EB: It’s happening right now. I took my 1936 energy inefficient home and thought I had made it very energy efficient. Recently some people came to my home with an infrared gun and I was able to see all the gaps in my home, especially with the crawlspace under the house. I’ve been hemorrhaging heat in the winter and cool in the summer, despite my best efforts. That’s now being fixed as we speak. I also just got a new 95 percent energy efficient water heater and new heating and air unit, both from AO Smith.
Tell us about the “special” insulation in your home.
EB: I have recycled denim in the attic and had them blow cellulose into the walls. We have a big demand for energy in my house, since we run two businesses on site. I have “Begley’s Best,” my non-toxic cleaning products, which Gaiam and Real Goods is kind to enough to carry, and my wife has a Pilates business. Plus, we have a camera crew with bright lights shooting at the house all the time. Add in my electric car, and even though I have a solar house I need to make sure it’s totally energy efficient.
What is your reality show, “Living With Ed,” about?
EB: It’s on HGTV and the first season is available on DVD from Gaiam. It’s “Green Acres” for the new millennium. I’m Eddie Albert and my wife, Rachelle, is Eva Gabor. It’s a show about my poor beleaguered wife and what it’s like to live with a guy who rides a bicycle to make toast. I am interested in things working well and being practical.

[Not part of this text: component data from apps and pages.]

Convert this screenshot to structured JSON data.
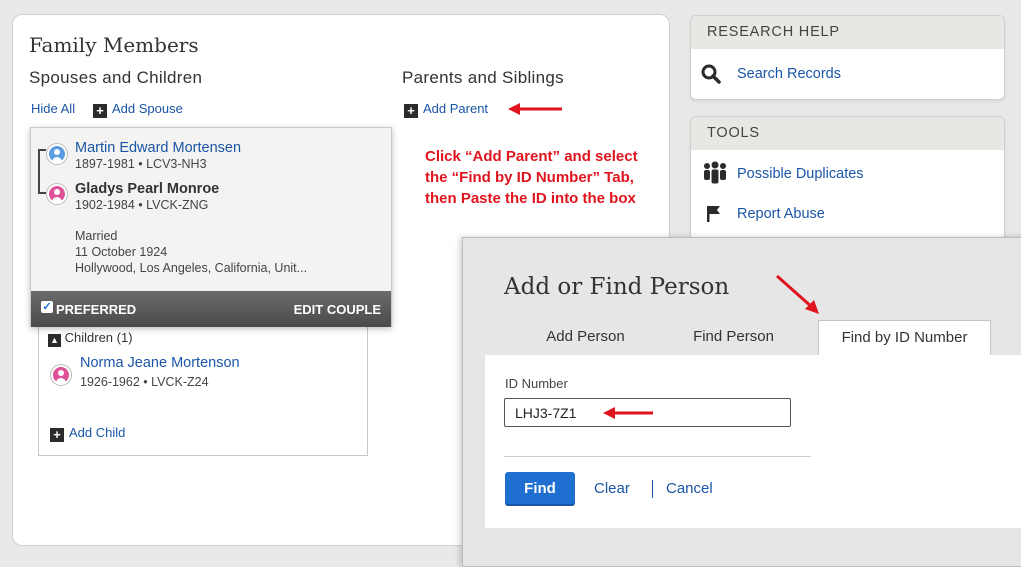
{
  "family": {
    "title": "Family Members",
    "spouses_heading": "Spouses and Children",
    "parents_heading": "Parents and Siblings",
    "hide_all": "Hide All",
    "add_spouse": "Add Spouse",
    "add_parent": "Add Parent",
    "couple": {
      "husband": {
        "name": "Martin Edward Mortensen",
        "meta": "1897-1981 • LCV3-NH3"
      },
      "wife": {
        "name": "Gladys Pearl Monroe",
        "meta": "1902-1984 • LVCK-ZNG"
      },
      "event": "Married",
      "date": "11 October 1924",
      "place": "Hollywood, Los Angeles, California, Unit...",
      "preferred": "PREFERRED",
      "edit_couple": "EDIT COUPLE"
    },
    "children": {
      "label": "Children",
      "count": "(1)",
      "items": [
        {
          "name": "Norma Jeane Mortenson",
          "meta": "1926-1962 • LVCK-Z24"
        }
      ],
      "add_child": "Add Child"
    }
  },
  "annotation": {
    "line1": "Click “Add Parent” and select",
    "line2": "the “Find by ID Number” Tab,",
    "line3": "then Paste the ID into the box"
  },
  "research_help": {
    "title": "RESEARCH HELP",
    "search_records": "Search Records"
  },
  "tools": {
    "title": "TOOLS",
    "possible_duplicates": "Possible Duplicates",
    "report_abuse": "Report Abuse"
  },
  "dialog": {
    "title": "Add or Find Person",
    "tabs": [
      "Add Person",
      "Find Person",
      "Find by ID Number"
    ],
    "active_tab": "Find by ID Number",
    "id_label": "ID Number",
    "id_value": "LHJ3-7Z1",
    "find": "Find",
    "clear": "Clear",
    "cancel": "Cancel"
  },
  "colors": {
    "link": "#1a56a7",
    "annotation": "#e0141e",
    "primary_button": "#1f6fd1",
    "male": "#5b9be0",
    "female": "#e05297"
  }
}
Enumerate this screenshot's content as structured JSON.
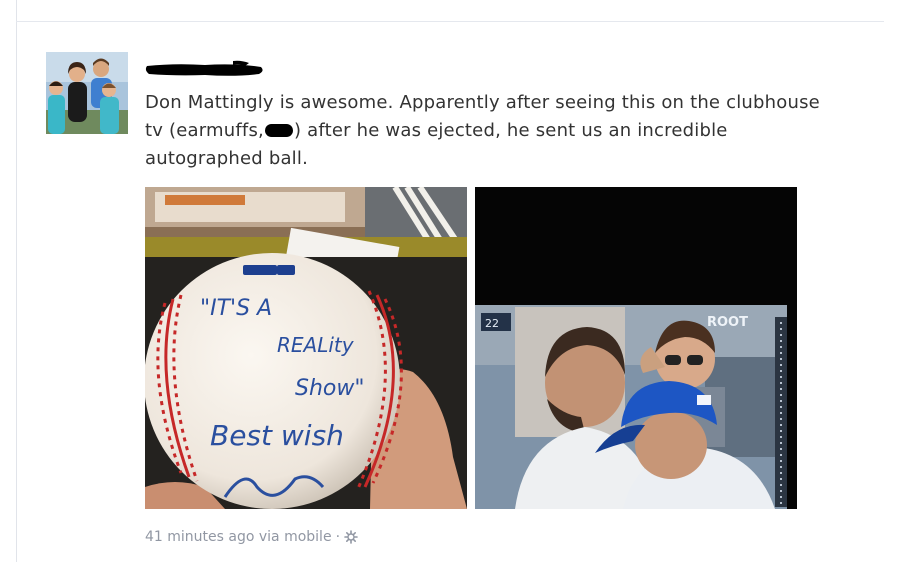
{
  "post": {
    "message": {
      "part1": "Don Mattingly is awesome. Apparently after seeing this on the clubhouse tv (earmuffs,",
      "part2": ") after he was ejected, he sent us an incredible autographed ball."
    },
    "photo1": {
      "ball_lines": [
        "\"IT'S A",
        "REALity",
        "Show\"",
        "Best wish"
      ]
    },
    "photo2": {
      "tv_logo": "ROOT",
      "tv_score": "22"
    },
    "meta": {
      "time": "41 minutes ago",
      "via": "via mobile",
      "separator": "·"
    }
  },
  "colors": {
    "text": "#333333",
    "meta": "#9197a3",
    "divider": "#e5e8ee",
    "ball_ink": "#2a4f9f",
    "ball_stitch": "#c62828",
    "cap_blue": "#1d56c4"
  }
}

She is more interested in the aesthetics. We find a way to meet in the middle. We’ve learned we can have a drought tolerant garden that is not only practical, but it also looks good.
What kind of car do you drive?
EB: It’s a Toyota RAV 4, pure electric. It just runs and runs.
What films and books about living green do you suggest?
EB: I am going to be unabashedly self-serving here. My book, Living With Ed: A Guide to the Eco-Friendly Life, has just been published by Clarkson Potter. It’s a very good how-to book filled with lots of tips. I also tell people to look in the Gaiam and Real Goods catalogues to see all the wonderful books about solar, wind power and things like straw bale houses.
You serve on the Boards of many important organizations. What do you like best about the role you play?
EB: It allows me to be a megaphone, to spread the word. I’m fortunate that my acting work puts me into the public spotlight so I can bring attention to these important issues.
In the current Earth Cinema Circle collection there is a documentary called A Life Among Whales. Why is this an important film?
EB: This film tells the story of whale biologist Dr. Roger Payne and the work he has done detailing the intelligence of whales and the near-extinction of the species. It also includes the groundbreaking work he did in observing and recording whales singing. His work was instrumental in creating a ban on whaling that, unfortunately, is now being dismantled. This film will bring attention to the importance of funding the efforts of Paul Watson (founder of the Sea Shepherd Conservancy) and our friends at Greenpeace. Also on this volume are two films about food. One film is an animated piece from Sierra Club called The True Cost of Food and the other is an incredibly inspiring film called How to Save the World about a New Zealand biodynamic farmer. I want to encourage people to join Earth Cinema Circle and watch these films and then look and see what small things they can begin to do today to make a difference.
For more information, please visit www.edbegley.com.